**Task to complete:** Reproduce the entire listing word for word.
___ Input records
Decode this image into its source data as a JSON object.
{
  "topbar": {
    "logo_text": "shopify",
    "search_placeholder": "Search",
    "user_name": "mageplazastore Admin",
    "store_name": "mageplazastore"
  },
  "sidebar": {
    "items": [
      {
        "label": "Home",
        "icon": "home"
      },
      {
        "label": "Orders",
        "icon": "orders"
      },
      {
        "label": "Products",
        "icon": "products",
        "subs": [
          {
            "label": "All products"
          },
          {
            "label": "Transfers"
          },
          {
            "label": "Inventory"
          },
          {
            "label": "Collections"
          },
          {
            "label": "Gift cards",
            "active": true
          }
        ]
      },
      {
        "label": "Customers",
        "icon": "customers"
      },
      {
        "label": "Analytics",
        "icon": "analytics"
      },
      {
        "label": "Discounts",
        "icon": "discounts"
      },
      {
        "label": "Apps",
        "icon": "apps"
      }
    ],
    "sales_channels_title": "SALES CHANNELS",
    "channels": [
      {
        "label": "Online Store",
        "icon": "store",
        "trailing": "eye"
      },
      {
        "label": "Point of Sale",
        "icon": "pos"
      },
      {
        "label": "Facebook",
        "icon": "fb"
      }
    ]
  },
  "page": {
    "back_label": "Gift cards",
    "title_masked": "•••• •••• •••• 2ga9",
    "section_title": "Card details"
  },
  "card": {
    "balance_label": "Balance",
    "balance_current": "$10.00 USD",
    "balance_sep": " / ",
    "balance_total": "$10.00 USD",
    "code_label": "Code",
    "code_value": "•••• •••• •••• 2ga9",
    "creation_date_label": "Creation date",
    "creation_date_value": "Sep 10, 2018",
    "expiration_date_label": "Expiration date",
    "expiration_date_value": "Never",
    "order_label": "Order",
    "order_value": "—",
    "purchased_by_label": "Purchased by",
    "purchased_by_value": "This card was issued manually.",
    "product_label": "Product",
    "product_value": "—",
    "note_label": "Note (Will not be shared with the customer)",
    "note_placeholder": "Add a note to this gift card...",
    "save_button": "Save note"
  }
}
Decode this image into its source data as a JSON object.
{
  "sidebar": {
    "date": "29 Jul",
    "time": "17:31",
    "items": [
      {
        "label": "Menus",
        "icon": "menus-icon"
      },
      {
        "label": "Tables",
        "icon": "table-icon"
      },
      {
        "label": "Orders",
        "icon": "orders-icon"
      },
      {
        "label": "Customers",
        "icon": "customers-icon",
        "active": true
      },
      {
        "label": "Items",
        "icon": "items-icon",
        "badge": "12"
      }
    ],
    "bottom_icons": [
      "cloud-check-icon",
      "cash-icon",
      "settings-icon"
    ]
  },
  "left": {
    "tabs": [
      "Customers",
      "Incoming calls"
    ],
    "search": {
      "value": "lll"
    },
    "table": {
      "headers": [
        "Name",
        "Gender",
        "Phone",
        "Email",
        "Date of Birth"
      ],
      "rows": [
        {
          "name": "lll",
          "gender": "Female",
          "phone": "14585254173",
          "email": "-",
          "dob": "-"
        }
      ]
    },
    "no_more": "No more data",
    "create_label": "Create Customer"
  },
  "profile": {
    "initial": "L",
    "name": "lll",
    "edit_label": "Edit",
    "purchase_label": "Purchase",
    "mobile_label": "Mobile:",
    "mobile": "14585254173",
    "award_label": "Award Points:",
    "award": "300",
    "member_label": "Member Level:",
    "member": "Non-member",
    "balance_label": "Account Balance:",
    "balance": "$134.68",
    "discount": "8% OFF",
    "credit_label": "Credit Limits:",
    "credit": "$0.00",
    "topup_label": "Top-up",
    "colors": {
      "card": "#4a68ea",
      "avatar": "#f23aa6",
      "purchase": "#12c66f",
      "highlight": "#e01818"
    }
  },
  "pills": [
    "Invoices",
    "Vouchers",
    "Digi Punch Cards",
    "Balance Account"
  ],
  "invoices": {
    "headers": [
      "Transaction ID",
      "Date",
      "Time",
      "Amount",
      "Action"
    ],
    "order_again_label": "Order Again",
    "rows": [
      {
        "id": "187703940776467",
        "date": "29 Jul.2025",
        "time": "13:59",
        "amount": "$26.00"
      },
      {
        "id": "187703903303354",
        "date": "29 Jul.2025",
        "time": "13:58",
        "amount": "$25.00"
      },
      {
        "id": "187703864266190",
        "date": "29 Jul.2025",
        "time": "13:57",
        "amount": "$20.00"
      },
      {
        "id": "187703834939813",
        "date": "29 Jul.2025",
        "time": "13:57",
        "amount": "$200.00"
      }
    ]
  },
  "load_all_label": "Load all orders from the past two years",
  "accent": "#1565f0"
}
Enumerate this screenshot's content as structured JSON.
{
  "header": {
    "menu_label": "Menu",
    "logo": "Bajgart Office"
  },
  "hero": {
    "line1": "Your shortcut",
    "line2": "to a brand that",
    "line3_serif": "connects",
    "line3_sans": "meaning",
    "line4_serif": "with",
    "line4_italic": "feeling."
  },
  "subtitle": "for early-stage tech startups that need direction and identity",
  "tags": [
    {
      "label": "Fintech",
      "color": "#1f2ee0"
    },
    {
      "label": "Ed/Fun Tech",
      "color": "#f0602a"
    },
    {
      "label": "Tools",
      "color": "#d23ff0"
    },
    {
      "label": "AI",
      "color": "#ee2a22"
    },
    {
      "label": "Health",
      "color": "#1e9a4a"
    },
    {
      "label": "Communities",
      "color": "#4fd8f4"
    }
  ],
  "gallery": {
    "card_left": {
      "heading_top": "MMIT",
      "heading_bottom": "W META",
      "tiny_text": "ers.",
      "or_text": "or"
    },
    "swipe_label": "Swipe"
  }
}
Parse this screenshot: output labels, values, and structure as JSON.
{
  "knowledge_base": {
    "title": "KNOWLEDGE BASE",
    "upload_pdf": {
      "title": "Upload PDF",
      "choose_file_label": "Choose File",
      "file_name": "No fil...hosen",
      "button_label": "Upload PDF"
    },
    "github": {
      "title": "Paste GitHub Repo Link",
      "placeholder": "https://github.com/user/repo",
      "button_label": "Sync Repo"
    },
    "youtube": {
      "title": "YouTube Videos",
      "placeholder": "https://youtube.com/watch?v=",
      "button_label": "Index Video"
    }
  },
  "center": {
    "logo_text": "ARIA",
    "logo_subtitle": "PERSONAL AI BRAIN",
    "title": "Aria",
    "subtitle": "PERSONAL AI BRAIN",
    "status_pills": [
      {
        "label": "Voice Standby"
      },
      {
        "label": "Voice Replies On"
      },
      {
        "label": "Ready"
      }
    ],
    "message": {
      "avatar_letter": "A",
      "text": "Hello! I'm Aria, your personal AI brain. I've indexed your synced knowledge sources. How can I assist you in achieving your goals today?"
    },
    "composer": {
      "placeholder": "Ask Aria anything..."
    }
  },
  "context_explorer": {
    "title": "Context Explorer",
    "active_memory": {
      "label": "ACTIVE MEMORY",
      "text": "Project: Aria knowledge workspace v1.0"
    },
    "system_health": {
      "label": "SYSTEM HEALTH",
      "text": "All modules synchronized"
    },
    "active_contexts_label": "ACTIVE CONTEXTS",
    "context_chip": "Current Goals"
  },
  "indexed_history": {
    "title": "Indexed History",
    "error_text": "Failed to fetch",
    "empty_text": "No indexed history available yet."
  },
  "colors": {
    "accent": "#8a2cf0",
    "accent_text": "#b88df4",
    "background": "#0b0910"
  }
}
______
**Answer below:**
Decode this image into its source data as a JSON object.
{
  "topbar": {
    "logo_text": "shopify",
    "search_placeholder": "Search",
    "user_name": "mageplazastore Admin",
    "store_name": "mageplazastore"
  },
  "sidebar": {
    "items": [
      {
        "label": "Home",
        "icon": "home"
      },
      {
        "label": "Orders",
        "icon": "orders"
      },
      {
        "label": "Products",
        "icon": "products",
        "subs": [
          {
            "label": "All products"
          },
          {
            "label": "Transfers"
          },
          {
            "label": "Inventory"
          },
          {
            "label": "Collections"
          },
          {
            "label": "Gift cards",
            "active": true
          }
        ]
      },
      {
        "label": "Customers",
        "icon": "customers"
      },
      {
        "label": "Analytics",
        "icon": "analytics"
      },
      {
        "label": "Discounts",
        "icon": "discounts"
      },
      {
        "label": "Apps",
        "icon": "apps"
      }
    ],
    "sales_channels_title": "SALES CHANNELS",
    "channels": [
      {
        "label": "Online Store",
        "icon": "store",
        "trailing": "eye"
      },
      {
        "label": "Point of Sale",
        "icon": "pos"
      },
      {
        "label": "Facebook",
        "icon": "fb"
      }
    ]
  },
  "page": {
    "back_label": "Gift cards",
    "title_masked": "•••• •••• •••• 2ga9",
    "section_title": "Card details"
  },
  "card": {
    "balance_label": "Balance",
    "balance_current": "$10.00 USD",
    "balance_sep": " / ",
    "balance_total": "$10.00 USD",
    "code_label": "Code",
    "code_value": "•••• •••• •••• 2ga9",
    "creation_date_label": "Creation date",
    "creation_date_value": "Sep 10, 2018",
    "expiration_date_label": "Expiration date",
    "expiration_date_value": "Never",
    "order_label": "Order",
    "order_value": "—",
    "purchased_by_label": "Purchased by",
    "purchased_by_value": "This card was issued manually.",
    "product_label": "Product",
    "product_value": "—",
    "note_label": "Note (Will not be shared with the customer)",
    "note_placeholder": "Add a note to this gift card...",
    "save_button": "Save note"
  }
}
Decode this image into its source data as a JSON object.
{
  "sidebar": {
    "date": "29 Jul",
    "time": "17:31",
    "items": [
      {
        "label": "Menus",
        "icon": "menus-icon"
      },
      {
        "label": "Tables",
        "icon": "table-icon"
      },
      {
        "label": "Orders",
        "icon": "orders-icon"
      },
      {
        "label": "Customers",
        "icon": "customers-icon",
        "active": true
      },
      {
        "label": "Items",
        "icon": "items-icon",
        "badge": "12"
      }
    ],
    "bottom_icons": [
      "cloud-check-icon",
      "cash-icon",
      "settings-icon"
    ]
  },
  "left": {
    "tabs": [
      "Customers",
      "Incoming calls"
    ],
    "search": {
      "value": "lll"
    },
    "table": {
      "headers": [
        "Name",
        "Gender",
        "Phone",
        "Email",
        "Date of Birth"
      ],
      "rows": [
        {
          "name": "lll",
          "gender": "Female",
          "phone": "14585254173",
          "email": "-",
          "dob": "-"
        }
      ]
    },
    "no_more": "No more data",
    "create_label": "Create Customer"
  },
  "profile": {
    "initial": "L",
    "name": "lll",
    "edit_label": "Edit",
    "purchase_label": "Purchase",
    "mobile_label": "Mobile:",
    "mobile": "14585254173",
    "award_label": "Award Points:",
    "award": "300",
    "member_label": "Member Level:",
    "member": "Non-member",
    "balance_label": "Account Balance:",
    "balance": "$134.68",
    "discount": "8% OFF",
    "credit_label": "Credit Limits:",
    "credit": "$0.00",
    "topup_label": "Top-up",
    "colors": {
      "card": "#4a68ea",
      "avatar": "#f23aa6",
      "purchase": "#12c66f",
      "highlight": "#e01818"
    }
  },
  "pills": [
    "Invoices",
    "Vouchers",
    "Digi Punch Cards",
    "Balance Account"
  ],
  "invoices": {
    "headers": [
      "Transaction ID",
      "Date",
      "Time",
      "Amount",
      "Action"
    ],
    "order_again_label": "Order Again",
    "rows": [
      {
        "id": "187703940776467",
        "date": "29 Jul.2025",
        "time": "13:59",
        "amount": "$26.00"
      },
      {
        "id": "187703903303354",
        "date": "29 Jul.2025",
        "time": "13:58",
        "amount": "$25.00"
      },
      {
        "id": "187703864266190",
        "date": "29 Jul.2025",
        "time": "13:57",
        "amount": "$20.00"
      },
      {
        "id": "187703834939813",
        "date": "29 Jul.2025",
        "time": "13:57",
        "amount": "$200.00"
      }
    ]
  },
  "load_all_label": "Load all orders from the past two years",
  "accent": "#1565f0"
}
Enumerate this screenshot's content as structured JSON.
{
  "header": {
    "menu_label": "Menu",
    "logo": "Bajgart Office"
  },
  "hero": {
    "line1": "Your shortcut",
    "line2": "to a brand that",
    "line3_serif": "connects",
    "line3_sans": "meaning",
    "line4_serif": "with",
    "line4_italic": "feeling."
  },
  "subtitle": "for early-stage tech startups that need direction and identity",
  "tags": [
    {
      "label": "Fintech",
      "color": "#1f2ee0"
    },
    {
      "label": "Ed/Fun Tech",
      "color": "#f0602a"
    },
    {
      "label": "Tools",
      "color": "#d23ff0"
    },
    {
      "label": "AI",
      "color": "#ee2a22"
    },
    {
      "label": "Health",
      "color": "#1e9a4a"
    },
    {
      "label": "Communities",
      "color": "#4fd8f4"
    }
  ],
  "gallery": {
    "card_left": {
      "heading_top": "MMIT",
      "heading_bottom": "W META",
      "tiny_text": "ers.",
      "or_text": "or"
    },
    "swipe_label": "Swipe"
  }
}
Parse this screenshot: output labels, values, and structure as JSON.
{
  "knowledge_base": {
    "title": "KNOWLEDGE BASE",
    "upload_pdf": {
      "title": "Upload PDF",
      "choose_file_label": "Choose File",
      "file_name": "No fil...hosen",
      "button_label": "Upload PDF"
    },
    "github": {
      "title": "Paste GitHub Repo Link",
      "placeholder": "https://github.com/user/repo",
      "button_label": "Sync Repo"
    },
    "youtube": {
      "title": "YouTube Videos",
      "placeholder": "https://youtube.com/watch?v=",
      "button_label": "Index Video"
    }
  },
  "center": {
    "logo_text": "ARIA",
    "logo_subtitle": "PERSONAL AI BRAIN",
    "title": "Aria",
    "subtitle": "PERSONAL AI BRAIN",
    "status_pills": [
      {
        "label": "Voice Standby"
      },
      {
        "label": "Voice Replies On"
      },
      {
        "label": "Ready"
      }
    ],
    "message": {
      "avatar_letter": "A",
      "text": "Hello! I'm Aria, your personal AI brain. I've indexed your synced knowledge sources. How can I assist you in achieving your goals today?"
    },
    "composer": {
      "placeholder": "Ask Aria anything..."
    }
  },
  "context_explorer": {
    "title": "Context Explorer",
    "active_memory": {
      "label": "ACTIVE MEMORY",
      "text": "Project: Aria knowledge workspace v1.0"
    },
    "system_health": {
      "label": "SYSTEM HEALTH",
      "text": "All modules synchronized"
    },
    "active_contexts_label": "ACTIVE CONTEXTS",
    "context_chip": "Current Goals"
  },
  "indexed_history": {
    "title": "Indexed History",
    "error_text": "Failed to fetch",
    "empty_text": "No indexed history available yet."
  },
  "colors": {
    "accent": "#8a2cf0",
    "accent_text": "#b88df4",
    "background": "#0b0910"
  }
}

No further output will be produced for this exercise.